How do you create a classroom library that is both organized and enticing to young readers? One teacher illustrates how she set up her classroom library, including tips on acquiring books and materials, organizing the shelves, creating labels, and making it cozy.
Arranging your classroom
As a teacher, setting up your classroom is one of the most exciting parts of August! Where should the classroom library go? Where should the teacher desk go? How should the student desks be arranged?
Literacy centers offer meaningful learning experiences where students work independently or collaboratively to meet literacy goals. Get the basics on how to set them up in your classroom.
Literacy centers: getting started
This lesson from ReadWriteThink gives teachers resources and guidance to establish four different centers: reading, listening, computer, and poetry.
A classroom layout for literacy centers
From Scholastic, tips on setting up classroom centers for listening, guided reading, poetry, writing, buddy reading, word study, and more.
English language learners
Creating a welcoming classroom for English language learners
Your ELL students are adjusting to new ways of saying and doing things. As their teacher, you are an important bridge to this unknown culture and school system. Here are things you can do to help make your students' transitions as smooth as possible.
Reaching out to parents of English language learners
Some Hispanic parents may feel apprehensive about getting involved because of their limited English skills, lack of familiarity with mainstream culture and the public school system in the U.S., and other reasons. Here are some ways to reach out to parents of ELLs and increase their involvement with school.
Especially for first year teachers
The first year of teaching is tough. Everything is new, from the students to school procedures to new relationships with colleagues, administrators and parents — not to mention lesson planning and classroom management. These resources can help you navigate your first year.
Reading 101: A Guide to Teaching Reading and Writing
Reading 101 is a self-paced professional development course for novice teachers developed by Reading Rockets. The 10 modules include video segments featuring teachers using effective strategies for teaching core reading skills including phonemic awareness, phonics, speech sounds, and text comprehension. This is a great refresher program for experienced teachers, too!
Teachers who know the art and science of teaching reading are able to provide skillful, effective reading instruction, and can help students who need it overcome obstacles to becoming readers. This section of this Reading Rockets provides detailed information on the components of effective reading instruction.
Scheduling Reading and Writing Instruction
Literacy expert Tim Shanahan recommends 120-180 minutes each day of reading and writing instruction. In this blog post, he suggests a flexible daily schedule (not a block) that allows for instruction and practice in oral reading fluency, word knowledge, reading comprehension, and writing.
Honoring Children's Rights to Excellent Reading Instruction
Every child deserves excellent reading teachers — they make a profound difference in children's reading achievement and motivation to read.
Children with learning and attention issues
September Thoughts: Reflections on a New School Year
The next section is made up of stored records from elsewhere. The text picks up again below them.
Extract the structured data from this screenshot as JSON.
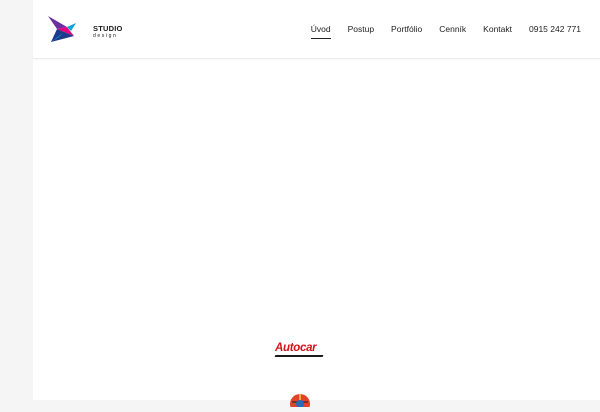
{
  "header": {
    "logo": {
      "main_text": "STUDIO",
      "sub_text": "design"
    },
    "nav": [
      {
        "label": "Úvod",
        "active": true
      },
      {
        "label": "Postup",
        "active": false
      },
      {
        "label": "Portfólio",
        "active": false
      },
      {
        "label": "Cenník",
        "active": false
      },
      {
        "label": "Kontakt",
        "active": false
      },
      {
        "label": "0915 242 771",
        "active": false
      }
    ]
  },
  "brands": {
    "autocar": "Autocar"
  },
  "colors": {
    "logo_magenta": "#e6007e",
    "logo_blue": "#1e3a8a",
    "logo_cyan": "#00a6d6",
    "logo_purple": "#6b2fa0",
    "autocar_red": "#d4141a"
  }
}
Wise advice from LD expert and advocate Rick Lavoie. "As we lurch toward September, let me offer some advice that may be helpful as you attempt to make special needs kids in your class feel warm, welcome, and wanted. Using the word SEPTEMBER, I have written of nine concepts that I believe can help you in this effort."
About Stephen — and fresh starts
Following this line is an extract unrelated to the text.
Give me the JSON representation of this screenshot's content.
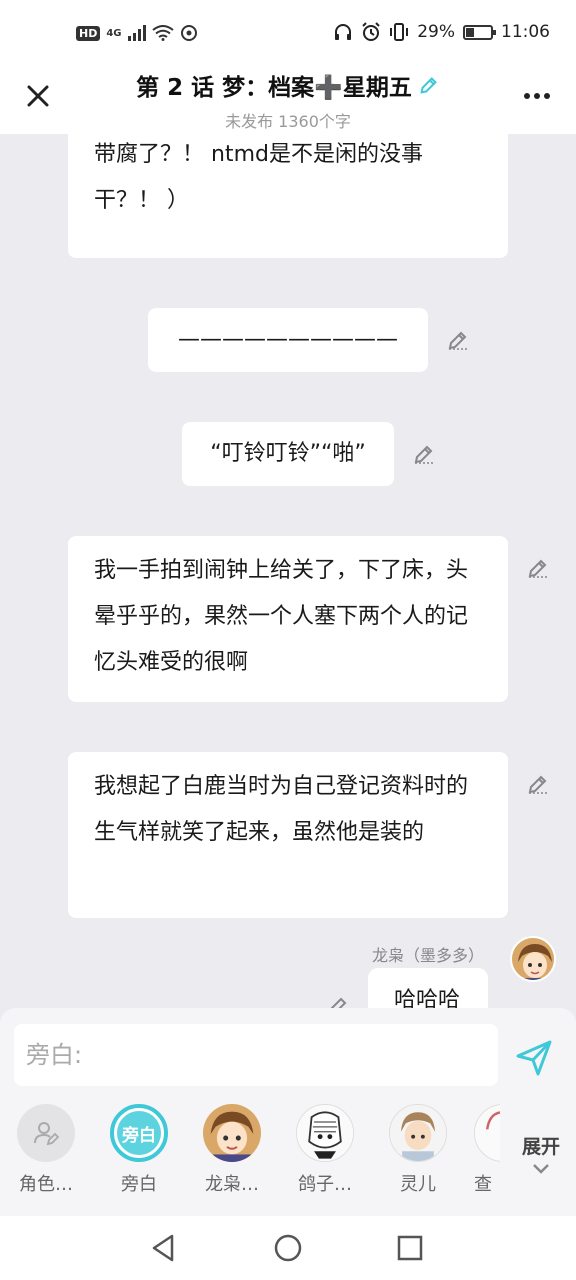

Educator Brenda Dyck shares the story of Stephen and ponders the importance of offering a fresh start to every student who enters her classroom.
English language learners
English language learners and the five components of reading
Learn how you can play to the strengths and shore up the weaknesses of ELLs in each of these areas: phonemic awareness, phonics, vocabulary, fluency, and comprehension.
Resources for first year ELL teachers
Colorín Colorado has compiled this list to help new ELL teachers navigate their first year in the classroom. These resources may also be helpful for veteran teachers who are new to teaching ELLs.
Teaching tools: guides, lesson plans, and more